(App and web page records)
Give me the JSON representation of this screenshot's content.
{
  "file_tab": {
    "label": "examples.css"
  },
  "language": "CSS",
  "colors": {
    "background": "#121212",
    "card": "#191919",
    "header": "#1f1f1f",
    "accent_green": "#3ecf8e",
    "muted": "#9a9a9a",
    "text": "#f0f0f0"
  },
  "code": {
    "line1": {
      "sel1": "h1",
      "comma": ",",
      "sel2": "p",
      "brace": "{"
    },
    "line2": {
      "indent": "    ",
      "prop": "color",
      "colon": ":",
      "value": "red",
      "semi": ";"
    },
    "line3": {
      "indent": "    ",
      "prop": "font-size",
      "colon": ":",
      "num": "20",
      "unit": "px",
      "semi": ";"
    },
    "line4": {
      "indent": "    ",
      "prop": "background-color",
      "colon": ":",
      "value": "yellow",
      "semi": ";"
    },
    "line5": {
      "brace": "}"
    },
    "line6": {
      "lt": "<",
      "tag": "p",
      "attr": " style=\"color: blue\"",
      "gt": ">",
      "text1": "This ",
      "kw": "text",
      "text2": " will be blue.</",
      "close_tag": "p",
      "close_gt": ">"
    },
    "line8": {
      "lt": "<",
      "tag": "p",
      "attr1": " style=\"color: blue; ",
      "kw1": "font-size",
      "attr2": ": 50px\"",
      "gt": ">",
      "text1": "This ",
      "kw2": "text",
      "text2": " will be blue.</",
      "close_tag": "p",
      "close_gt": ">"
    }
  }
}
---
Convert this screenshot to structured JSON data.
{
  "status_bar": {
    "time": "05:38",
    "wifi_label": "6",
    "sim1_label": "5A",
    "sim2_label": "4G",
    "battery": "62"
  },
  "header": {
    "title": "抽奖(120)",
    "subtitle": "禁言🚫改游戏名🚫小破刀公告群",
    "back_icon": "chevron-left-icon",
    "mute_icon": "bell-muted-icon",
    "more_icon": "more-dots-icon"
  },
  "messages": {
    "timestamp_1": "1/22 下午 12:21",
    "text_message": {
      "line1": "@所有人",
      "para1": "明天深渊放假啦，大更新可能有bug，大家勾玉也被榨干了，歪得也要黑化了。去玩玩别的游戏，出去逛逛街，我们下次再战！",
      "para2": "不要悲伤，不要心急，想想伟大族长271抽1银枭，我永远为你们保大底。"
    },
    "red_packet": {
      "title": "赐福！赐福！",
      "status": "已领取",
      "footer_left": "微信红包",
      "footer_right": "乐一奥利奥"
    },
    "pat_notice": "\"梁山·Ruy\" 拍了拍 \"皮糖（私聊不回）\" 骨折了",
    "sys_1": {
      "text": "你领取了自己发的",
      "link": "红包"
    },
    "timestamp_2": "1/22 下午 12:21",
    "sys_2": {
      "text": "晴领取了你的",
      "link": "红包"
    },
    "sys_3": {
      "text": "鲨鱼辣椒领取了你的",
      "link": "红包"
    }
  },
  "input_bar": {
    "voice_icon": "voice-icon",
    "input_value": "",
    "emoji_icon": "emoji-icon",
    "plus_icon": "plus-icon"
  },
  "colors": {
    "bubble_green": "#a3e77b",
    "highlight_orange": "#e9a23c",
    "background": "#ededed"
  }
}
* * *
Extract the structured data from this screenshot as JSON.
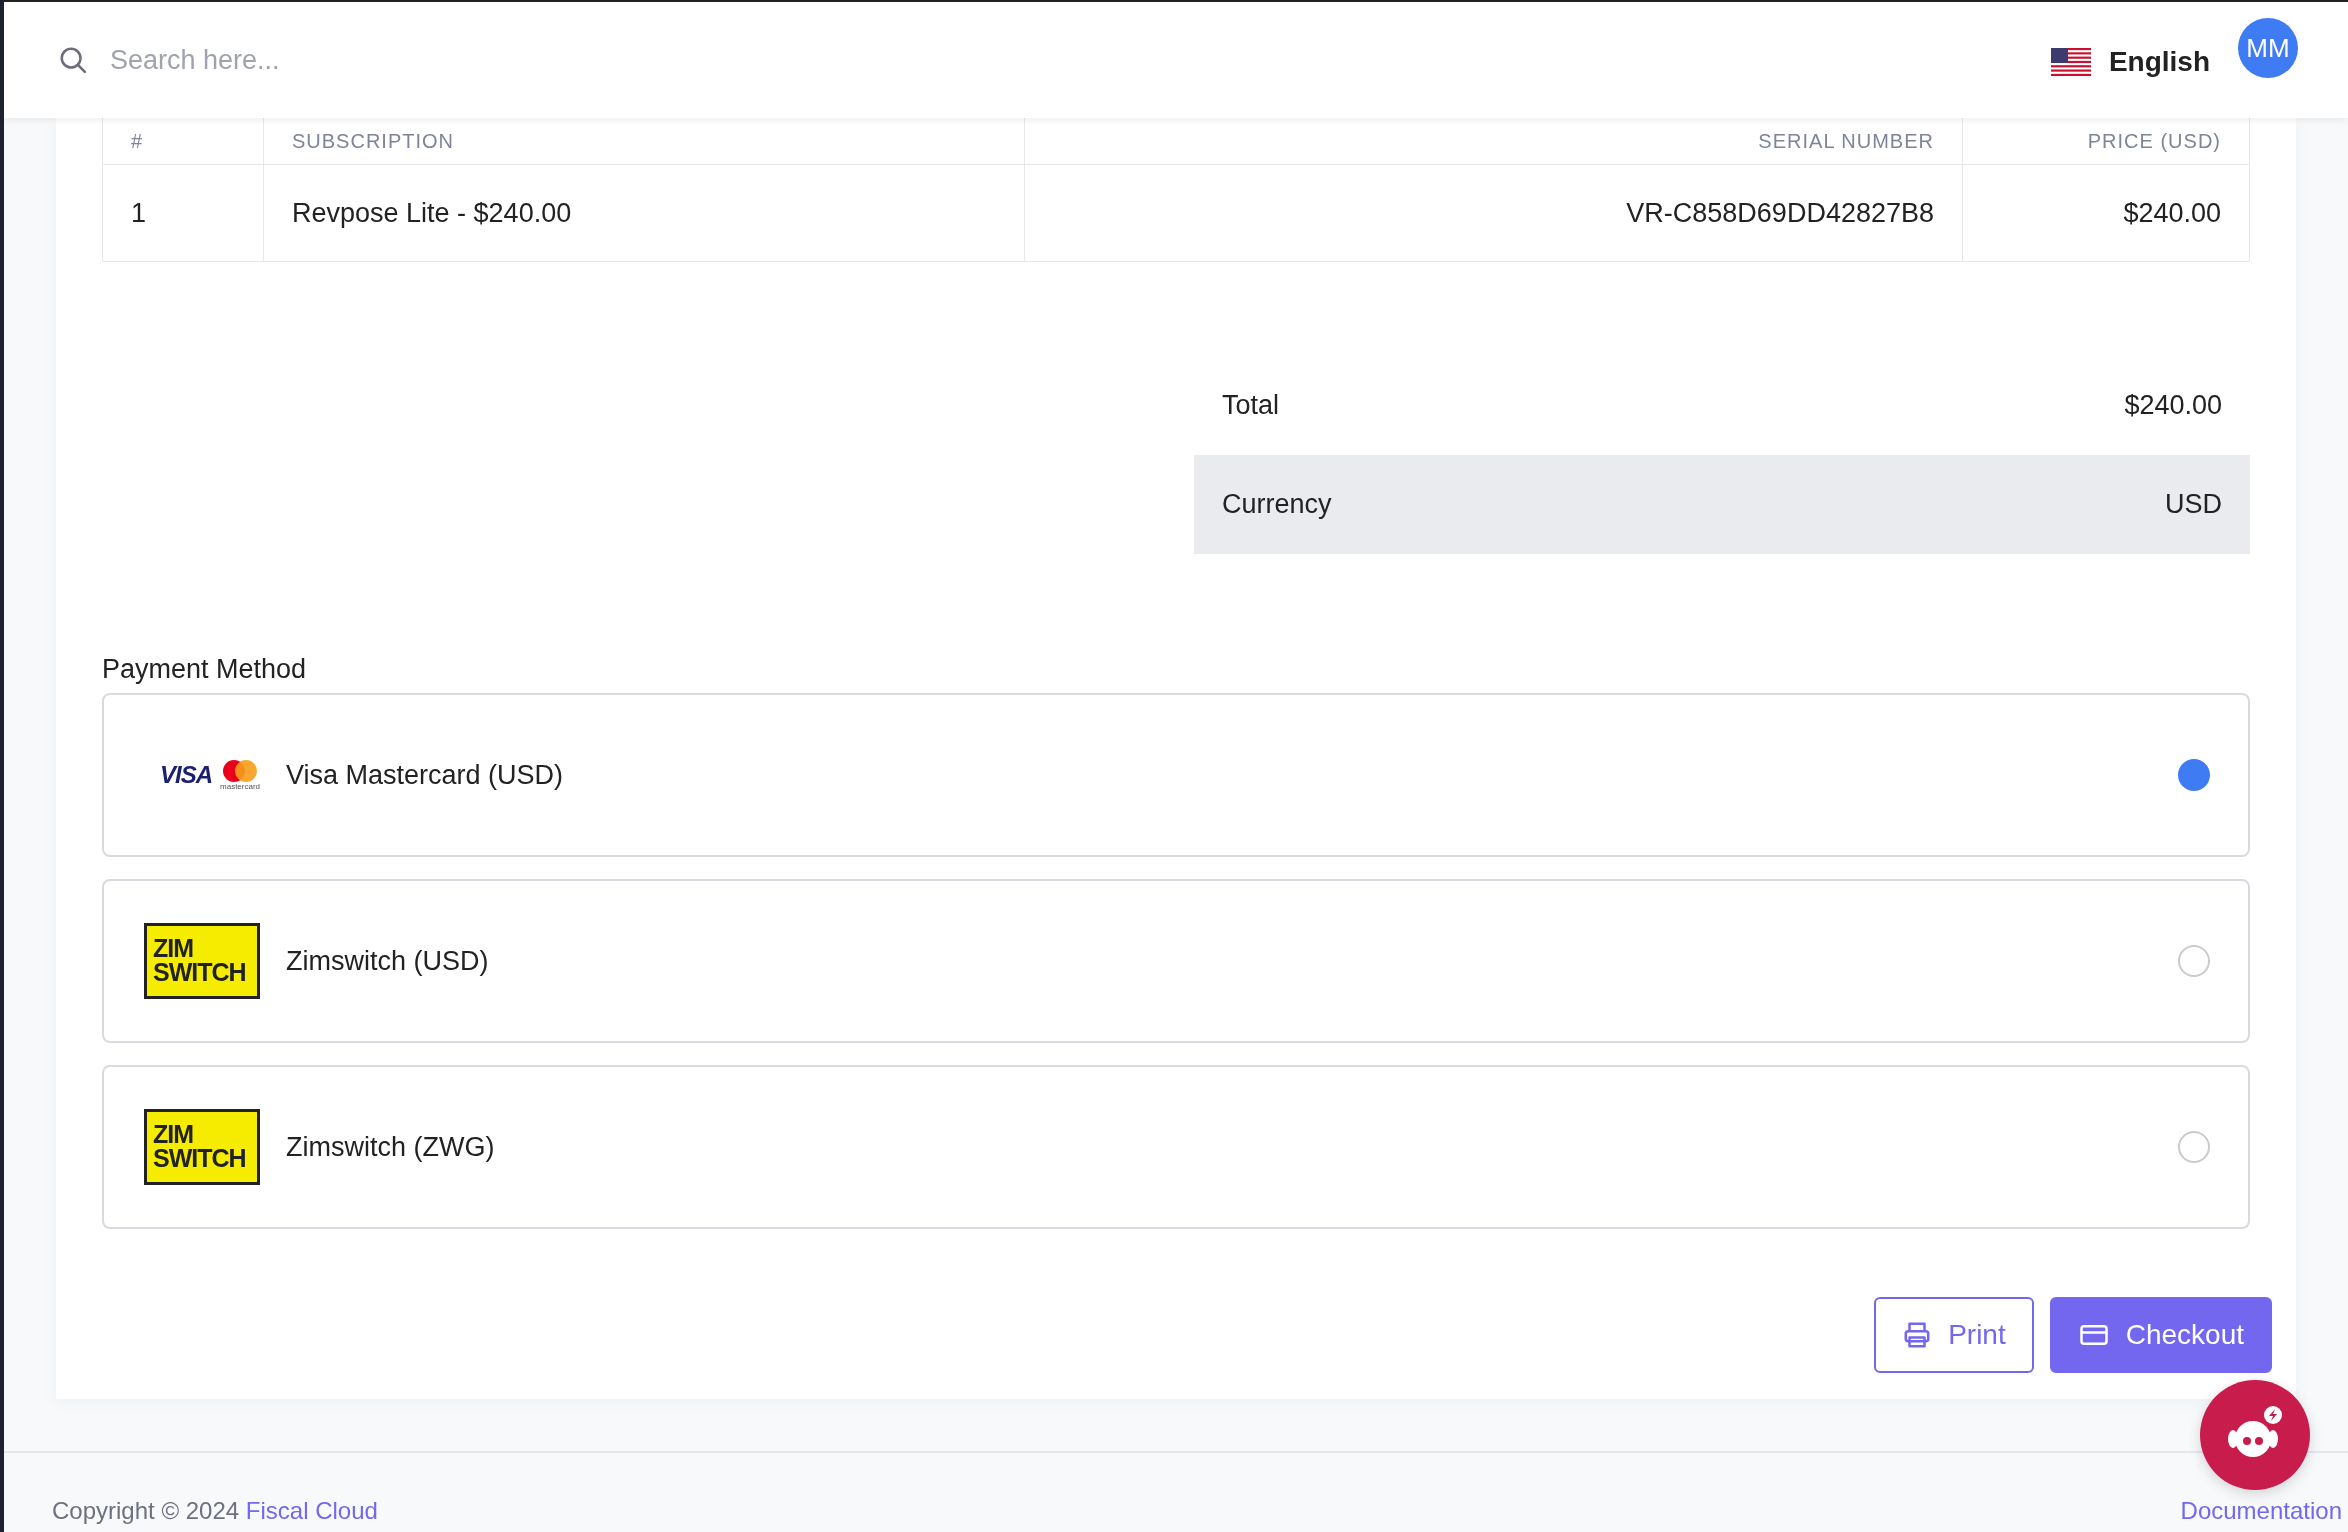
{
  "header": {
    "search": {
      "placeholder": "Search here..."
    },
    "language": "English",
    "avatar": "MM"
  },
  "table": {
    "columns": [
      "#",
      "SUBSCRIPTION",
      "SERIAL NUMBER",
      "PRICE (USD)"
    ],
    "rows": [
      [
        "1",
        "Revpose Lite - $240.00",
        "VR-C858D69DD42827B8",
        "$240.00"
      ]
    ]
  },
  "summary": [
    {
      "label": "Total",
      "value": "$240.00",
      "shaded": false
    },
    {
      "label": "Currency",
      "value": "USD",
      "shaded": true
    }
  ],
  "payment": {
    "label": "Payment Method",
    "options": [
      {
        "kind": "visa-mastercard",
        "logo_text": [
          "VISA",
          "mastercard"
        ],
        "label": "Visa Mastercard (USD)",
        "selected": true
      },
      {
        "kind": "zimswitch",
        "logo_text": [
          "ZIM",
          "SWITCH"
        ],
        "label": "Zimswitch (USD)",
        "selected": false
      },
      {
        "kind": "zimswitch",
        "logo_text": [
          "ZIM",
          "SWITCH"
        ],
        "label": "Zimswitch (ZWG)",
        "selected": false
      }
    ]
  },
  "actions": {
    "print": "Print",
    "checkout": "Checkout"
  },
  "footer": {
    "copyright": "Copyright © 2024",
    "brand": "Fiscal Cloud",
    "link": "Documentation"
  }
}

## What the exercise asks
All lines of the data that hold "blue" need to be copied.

## Reply to the task
      "attr": " style=\"color: blue\"",
      "text2": " will be blue.</",
      "attr1": " style=\"color: blue; ",
      "text2": " will be blue.</",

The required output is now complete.